PAD is a complex disorder with many contributing risk factors, including age, diabetes, smoking, and genetics. However specific genes that contribute to PAD have been difficult to identify; partly because the effects of individual genes can be small and a lot of data is needed to identify the combined effect of many genes on increasing someone’s risk of developing PAD. A recent large-scale genome-wide association study used data from over 30,000 individuals with PAD and identified numerous new genetic loci that are specifically associated with risk of PAD.

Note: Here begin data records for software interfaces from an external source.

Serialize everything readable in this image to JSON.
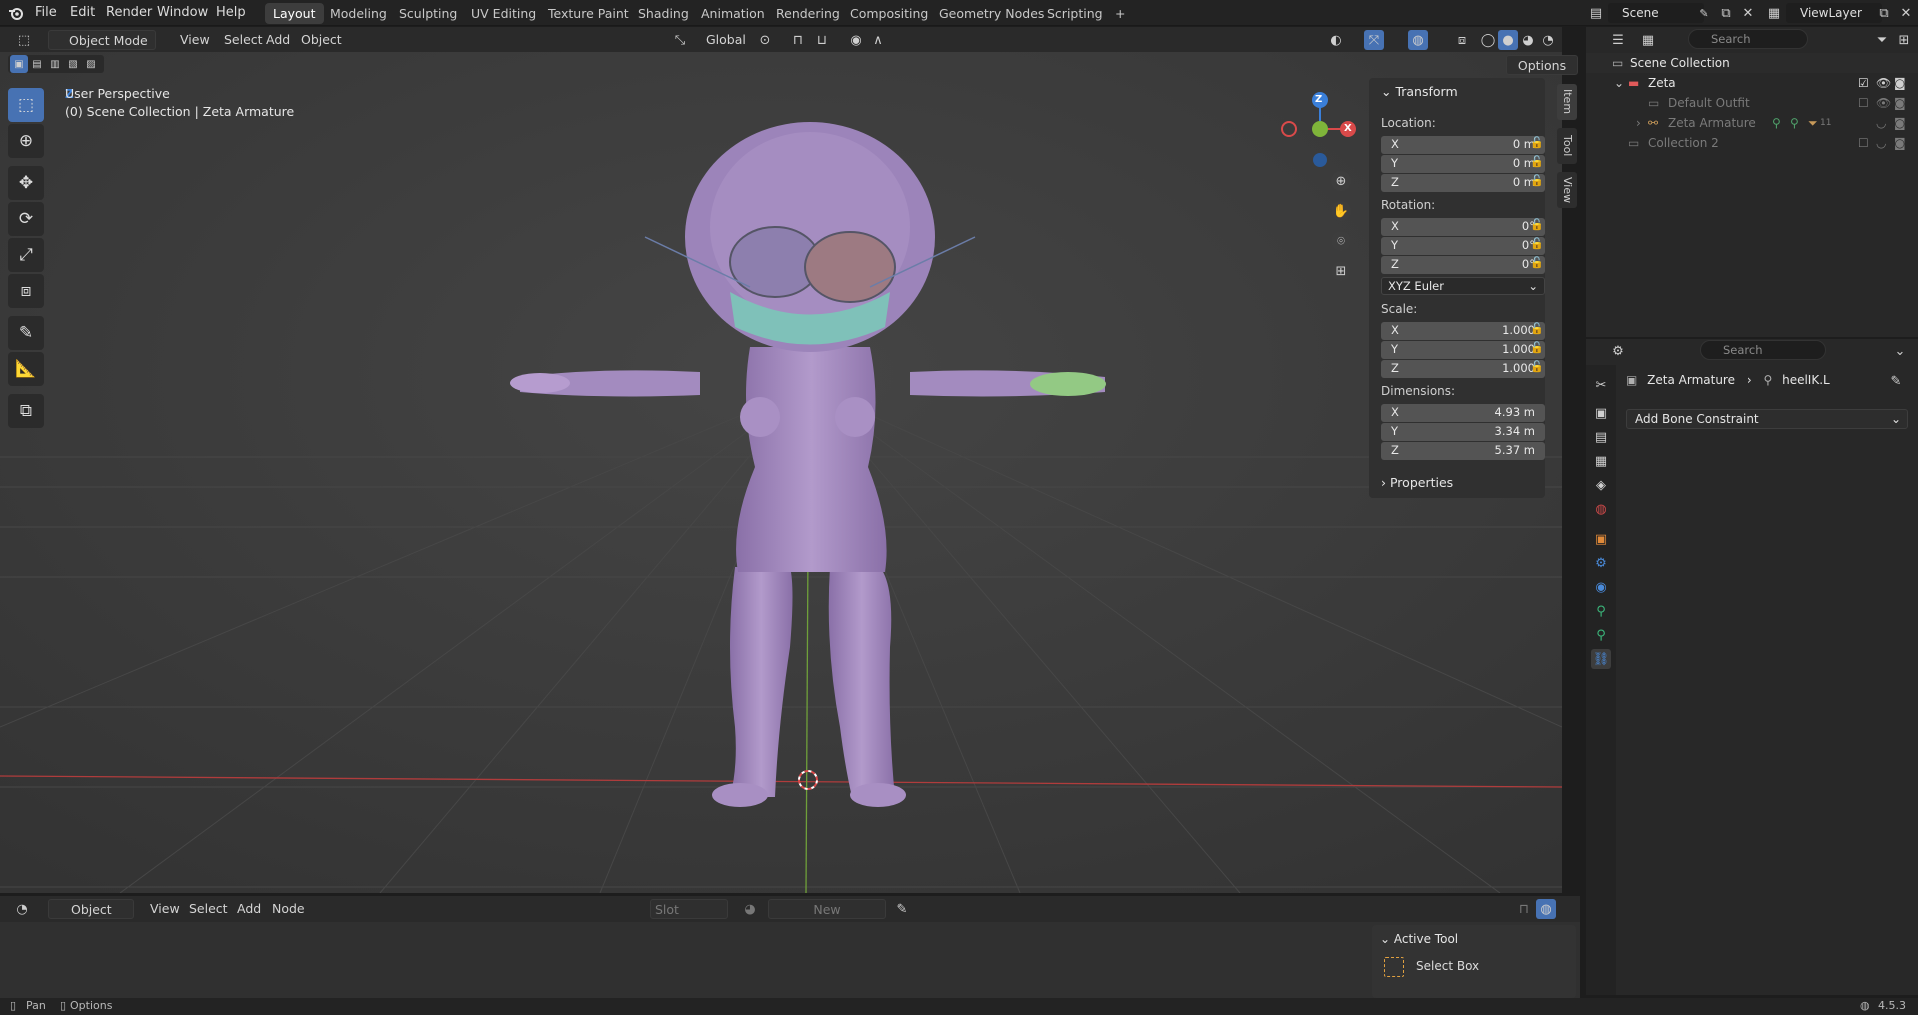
{
  "menu": {
    "items": [
      "File",
      "Edit",
      "Render",
      "Window",
      "Help"
    ],
    "workspaces": [
      "Layout",
      "Modeling",
      "Sculpting",
      "UV Editing",
      "Texture Paint",
      "Shading",
      "Animation",
      "Rendering",
      "Compositing",
      "Geometry Nodes",
      "Scripting"
    ],
    "active_workspace": "Layout",
    "add_tab": "+",
    "scene": "Scene",
    "view_layer": "ViewLayer"
  },
  "viewport_header": {
    "mode": "Object Mode",
    "menus": [
      "View",
      "Select",
      "Add",
      "Object"
    ],
    "orientation": "Global",
    "options": "Options"
  },
  "viewport": {
    "perspective": "User Perspective",
    "collection_info": "(0) Scene Collection | Zeta Armature",
    "gizmo": {
      "z": "Z",
      "x": "X"
    }
  },
  "npanel": {
    "tabs": [
      "Item",
      "Tool",
      "View"
    ],
    "transform_title": "Transform",
    "location_label": "Location:",
    "location": [
      {
        "axis": "X",
        "value": "0 m"
      },
      {
        "axis": "Y",
        "value": "0 m"
      },
      {
        "axis": "Z",
        "value": "0 m"
      }
    ],
    "rotation_label": "Rotation:",
    "rotation": [
      {
        "axis": "X",
        "value": "0°"
      },
      {
        "axis": "Y",
        "value": "0°"
      },
      {
        "axis": "Z",
        "value": "0°"
      }
    ],
    "rotation_mode": "XYZ Euler",
    "scale_label": "Scale:",
    "scale": [
      {
        "axis": "X",
        "value": "1.000"
      },
      {
        "axis": "Y",
        "value": "1.000"
      },
      {
        "axis": "Z",
        "value": "1.000"
      }
    ],
    "dimensions_label": "Dimensions:",
    "dimensions": [
      {
        "axis": "X",
        "value": "4.93 m"
      },
      {
        "axis": "Y",
        "value": "3.34 m"
      },
      {
        "axis": "Z",
        "value": "5.37 m"
      }
    ],
    "properties_title": "Properties"
  },
  "outliner": {
    "search_placeholder": "Search",
    "scene_collection": "Scene Collection",
    "rows": [
      {
        "label": "Zeta"
      },
      {
        "label": "Default Outfit"
      },
      {
        "label": "Zeta Armature",
        "badge": "11"
      },
      {
        "label": "Collection 2"
      }
    ]
  },
  "properties": {
    "search_placeholder": "Search",
    "object_name": "Zeta Armature",
    "bone_name": "heelIK.L",
    "add_constraint": "Add Bone Constraint"
  },
  "bottom_editor": {
    "mode": "Object",
    "menus": [
      "View",
      "Select",
      "Add",
      "Node"
    ],
    "slot": "Slot",
    "new_button": "New",
    "active_tool_title": "Active Tool",
    "active_tool_name": "Select Box"
  },
  "statusbar": {
    "pan": "Pan",
    "options": "Options",
    "version": "4.5.3"
  },
  "colors": {
    "accent": "#4772b3",
    "body": "#a98ec5",
    "x_axis": "#d94a4a",
    "y_axis": "#7fb43a",
    "z_axis": "#3a7fd9"
  }
}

The next question is – how well does knowing about those genes help us predict whether a person will develop PAD. To address this question, a team of researchers from Stanford Vascular Surgery and Cardiovascular Medicine used the findings from the genome-wide association study to develop a model of an individual’s risk of developing PAD. This model generates a polygenic risk score for PAD. The researchers then tested their model on the genomic data from over 487,000 individuals from the UK Biobank. Their findings, led by first author Fudi Wang, PhD, and senior author Elsie Ross, MD, were recently published in Vascular Medicine.

Wang et al showed that individuals with the top 10% of highest polygenic risk scores had a 3-fold higher likelihood of having PAD than the 10% with the lowest scores. Additionally, the score helped predict increased risk of other cardiovascular disorders such as coronary artery disease, congestive heart failure, and cerebrovascular disease. Use of the polygenic risk score significantly improved the ability to detect individuals’ risk of having PAD, and in the future it will be a valuable tool to improve early identification of this prevalent but undiagnosed disease.

Additional Stanford Cardiovascular Institute-affiliated authors who contributed to this study include Ilies Ghanzouri, Nicholas J Leeper, and Philip S Tsao.

Dr. Fudi Wang

Dr. Elsie Ross